There's this show I'm watching on NBC. I never watch real-time TV, but when my husband travels sometimes I like to have some background noise on while I work, read or do dishes. Have I mentioned I am a multi-tasker?
I recently found a show called "New Amsterdam." It’s about a new doctor who comes in to a hospital that's performing below average. He comes in, and instead of giving all his ideas and dropping his knowledge bombs, he always asks a simple question:
"How can I help?"
He asks everyone: the other doctors, the nurses, the janitors. Before he tells them what he thinks, he always empowers them first with the question, “How can I help?”
I wish I had counted how many times he said these four words. It’s something that's stuck with me all week – aphrase I want to emulate in my life.

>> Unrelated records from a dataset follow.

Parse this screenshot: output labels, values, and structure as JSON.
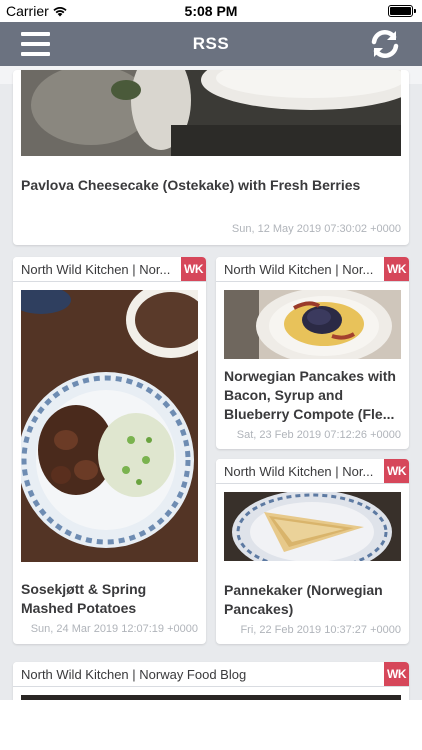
{
  "status_bar": {
    "carrier": "Carrier",
    "time": "5:08 PM"
  },
  "nav": {
    "title": "RSS"
  },
  "cards": [
    {
      "source": "",
      "badge": "",
      "title": "Pavlova Cheesecake (Ostekake) with Fresh Berries",
      "date": "Sun, 12 May 2019 07:30:02 +0000"
    },
    {
      "source": "North Wild Kitchen | Nor...",
      "badge": "WK",
      "title": "Sosekjøtt & Spring Mashed Potatoes",
      "date": "Sun, 24 Mar 2019 12:07:19 +0000"
    },
    {
      "source": "North Wild Kitchen | Nor...",
      "badge": "WK",
      "title": "Norwegian Pancakes with Bacon, Syrup and Blueberry Compote (Fle...",
      "date": "Sat, 23 Feb 2019 07:12:26 +0000"
    },
    {
      "source": "North Wild Kitchen | Nor...",
      "badge": "WK",
      "title": "Pannekaker (Norwegian Pancakes)",
      "date": "Fri, 22 Feb 2019 10:37:27 +0000"
    },
    {
      "source": "North Wild Kitchen | Norway Food Blog",
      "badge": "WK",
      "title": "",
      "date": ""
    }
  ],
  "colors": {
    "nav_bar": "#6b7280",
    "badge": "#d6475a",
    "background": "#e8eaed"
  },
  "icons": {
    "menu": "hamburger-menu-icon",
    "refresh": "refresh-icon",
    "wifi": "wifi-icon",
    "battery": "battery-icon"
  }
}
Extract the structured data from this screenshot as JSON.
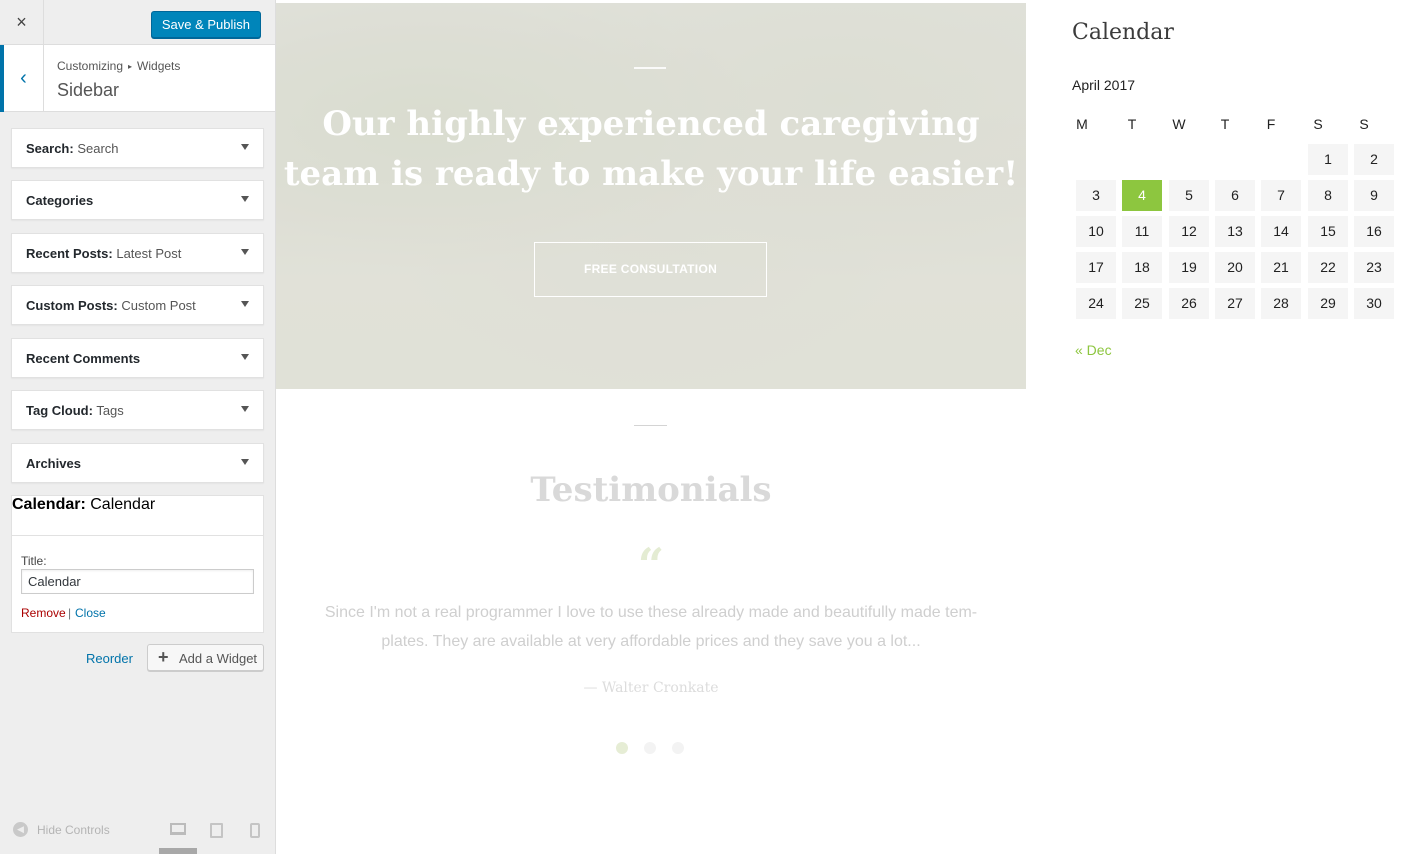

I want to be a helper instead of quick-to-fixer.
I want to ask those I'm really close to who may be having a hard time, “How can I help?”
And, I want to ask those I just met, who have have had different life experiences than me, "How can I help?"
I don’t want to assume I know what's best.
Many times I've come into places – places where we serve or places where I have the best of intentions – with ideas blaring. But many of my ideas don’t work – and do you know why? Because what works in my life doesn’t always work in everyone else’s.
Others' paths and experiences have been different and they need something else.
I remember going into the local homeless shelter we visit each week. I go in weekly and had my own ideas of how to help – all these ideas of how to get everyone jobs and provide them with leadership lessons. And one of the founders of the shelter said, "Kristi, your job here is to love. Period."
What works for you doesn't always work for everyone else. You have to get to know people and ask them "how you can help," not assume you know what's best.
So, it's: "How can I help?"
Instead of: "Here’s how I'm gonna help."
Let's turn the tables. If someone asks you, “How can I help?” instead of saying, “Nah, I’m good" when you really aren’t, (because isn't that what most of us do?) be brave and tell them how they can help you.
Even if it is simple,. Even if it is just sitting with you, making you a meal, watching your kids or introducing you to someone. Most people love helping others, we just have to let them.
“How can I help?”
Try it with someone today!